Ages 6 Months to 2 Years

Today families have to make complex feeding decisions. This information is designed to alert you to the areas that need special thought as you create your own family food habits. The first 2 years of life lay the foundation for a lifetime of individual and family eating habits. Follow your health care provider’s advice about introducing solids. Think about how you want to handle the issues that will affect your child’s health as he/she moves from infancy to toddler and childhood.

It takes 5 to 10 tries before a child becomes familiar with a new food.

  • Don’t assume your child does not like a food because he/she refused it once. Offer it again until it becomes familiar
  • Serve lots of different colored foods and offer five servings of fruits and vegetables every day
  • A serving size is 1-3 tablespoons for each year of life up to age 2
  • Let your child see you eating you fruits and vegetables every day

Juice, Juice, Juice
Most children don’t need juice for good nutrition. Fruit (pureed, cut-up, whole or cooked) carries more fiber, is more filling and makes a better desert or snack than juice.

  • When juice is served, use a cup and not the bottle. Six ounces of 100% fruit juice (orange, pineapple, grapefruit, apple juice with vitamin C) is enough juice for most children to drink in a day
  • To quench thirst offer water or water flavored with a small amount of lemon or other fruit juice
  • Think of soda or the sweetened drinks as liquid candy
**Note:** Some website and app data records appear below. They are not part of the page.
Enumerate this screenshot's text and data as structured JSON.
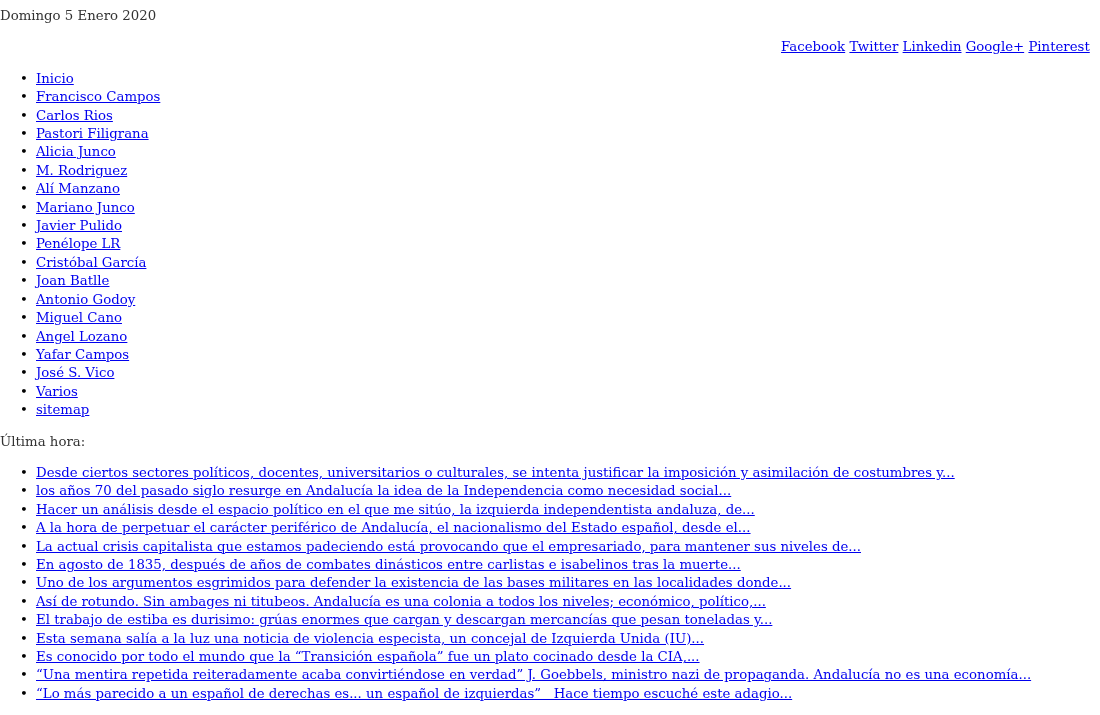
{
  "date": "Domingo 5 Enero 2020",
  "social_links": [
    "Facebook",
    "Twitter",
    "Linkedin",
    "Google+",
    "Pinterest"
  ],
  "nav_items": [
    {
      "marker": "•",
      "label": "Inicio"
    },
    {
      "marker": "•",
      "label": "Francisco Campos"
    },
    {
      "marker": "•",
      "label": "Carlos Rios"
    },
    {
      "marker": "•",
      "label": "Pastori Filigrana"
    },
    {
      "marker": "•",
      "label": "Alicia Junco"
    },
    {
      "marker": "•",
      "label": "M. Rodriguez"
    },
    {
      "marker": "•",
      "label": "Alí Manzano"
    },
    {
      "marker": "•",
      "label": "Mariano Junco"
    },
    {
      "marker": "•",
      "label": "Javier Pulido"
    },
    {
      "marker": "•",
      "label": "Penélope LR"
    },
    {
      "marker": "•",
      "label": "Cristóbal García"
    },
    {
      "marker": "•",
      "label": "Joan Batlle"
    },
    {
      "marker": "•",
      "label": "Antonio Godoy"
    },
    {
      "marker": "•",
      "label": "Miguel Cano"
    },
    {
      "marker": "•",
      "label": "Angel Lozano"
    },
    {
      "marker": "•",
      "label": "Yafar Campos"
    },
    {
      "marker": "•",
      "label": "José S. Vico"
    },
    {
      "marker": "•",
      "label": "Varios"
    },
    {
      "marker": "•",
      "label": "sitemap"
    }
  ],
  "breaking_news": {
    "heading": "Última hora:",
    "items": [
      {
        "marker": "•",
        "label": "Desde ciertos sectores políticos, docentes, universitarios o culturales, se intenta justificar la imposición y asimilación de costumbres y..."
      },
      {
        "marker": "•",
        "label": "los años 70 del pasado siglo resurge en Andalucía la idea de la Independencia como necesidad social..."
      },
      {
        "marker": "•",
        "label": "Hacer un análisis desde el espacio político en el que me sitúo, la izquierda independentista andaluza, de..."
      },
      {
        "marker": "•",
        "label": "A la hora de perpetuar el carácter periférico de Andalucía, el nacionalismo del Estado español, desde el..."
      },
      {
        "marker": "•",
        "label": "La actual crisis capitalista que estamos padeciendo está provocando que el empresariado, para mantener sus niveles de..."
      },
      {
        "marker": "•",
        "label": "En agosto de 1835, después de años de combates dinásticos entre carlistas e isabelinos tras la muerte..."
      },
      {
        "marker": "•",
        "label": "Uno de los argumentos esgrimidos para defender la existencia de las bases militares en las localidades donde..."
      },
      {
        "marker": "•",
        "label": "Así de rotundo. Sin ambages ni titubeos. Andalucía es una colonia a todos los niveles; económico, político,..."
      },
      {
        "marker": "•",
        "label": "El trabajo de estiba es durisimo: grúas enormes que cargan y descargan mercancías que pesan toneladas y..."
      },
      {
        "marker": "•",
        "label": "Esta semana salía a la luz una noticia de violencia especista, un concejal de Izquierda Unida (IU)..."
      },
      {
        "marker": "•",
        "label": "Es conocido por todo el mundo que la “Transición española” fue un plato cocinado desde la CIA,..."
      },
      {
        "marker": "•",
        "label": "“Una mentira repetida reiteradamente acaba convirtiéndose en verdad” J. Goebbels, ministro nazi de propaganda. Andalucía no es una economía..."
      },
      {
        "marker": "•",
        "label": "“Lo más parecido a un español de derechas es... un español de izquierdas”   Hace tiempo escuché este adagio..."
      }
    ]
  }
}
Snack Alert
The best snacks are simple ones. Some snacks are highly profitable for companies but contain little nutrition. The clever packaging, high salt and/or high sugar content can cause children to overeat.

  • Include cut up fruit, vegetable slices, and simple crackers and plain cookies (graham crackers and animal crackers)
  • Protect your child from highly advertised snacks (fruit roll-ups, cereal bars, yogurt covered candies, sugar, snack cakes, fruit drinks and soda)

The Rule Of One
Parents often wonder how often to serve dessert or “junk food." Here is a suggestion; Try the rule of one. Allow one serving a day of food that is fun but not very nitritious such as; cake, cookies, cereal bars, ice cream, french fries, potato chips, soda, candy. That's one per day - not per meal !

The child served three balanced meals and wholesome snacks (aim for including five fruits and vegetables in those meals) will learn there is room for everything in moderation.

Television/Computer Games
It is never too early to think about TV habits. Kids who watch a lot of TV are at risk of weight gain, inactivity, and feeling isolated and not doing as well in school.

  • Keep TV out of the bedroom
  • Don’t snack while watching TV
  • Avoid eating meals in front of the TV, since it robs children of hearing vocabulary-building conversation
  • Limit TV to 2 hours or less per day. Children under 2 should not watch any TV

Be Active Together

  • Include playing with push and pull toys, simple cars or playing clapping games, tossing bean bags, rolling a ball
  • Get in the habit of a daily walk with your child in a back pack or stroller. When your child is older he/she will need 60 minutes of active play to be at his/her strongest
  • Adults need thirty minutes of activity daily to keep healthy

Family Mealtime
Don’t underestimate the power of the family meal.

  • Children who eat family meals do better in school, have a better diet, and when older are less likely to engage in high risk behavior
  • At age 15 to 18 months a three meal per day schedule with appropriate snacks should be in place.
  • Serve most meals in one location (for example the kitchen table)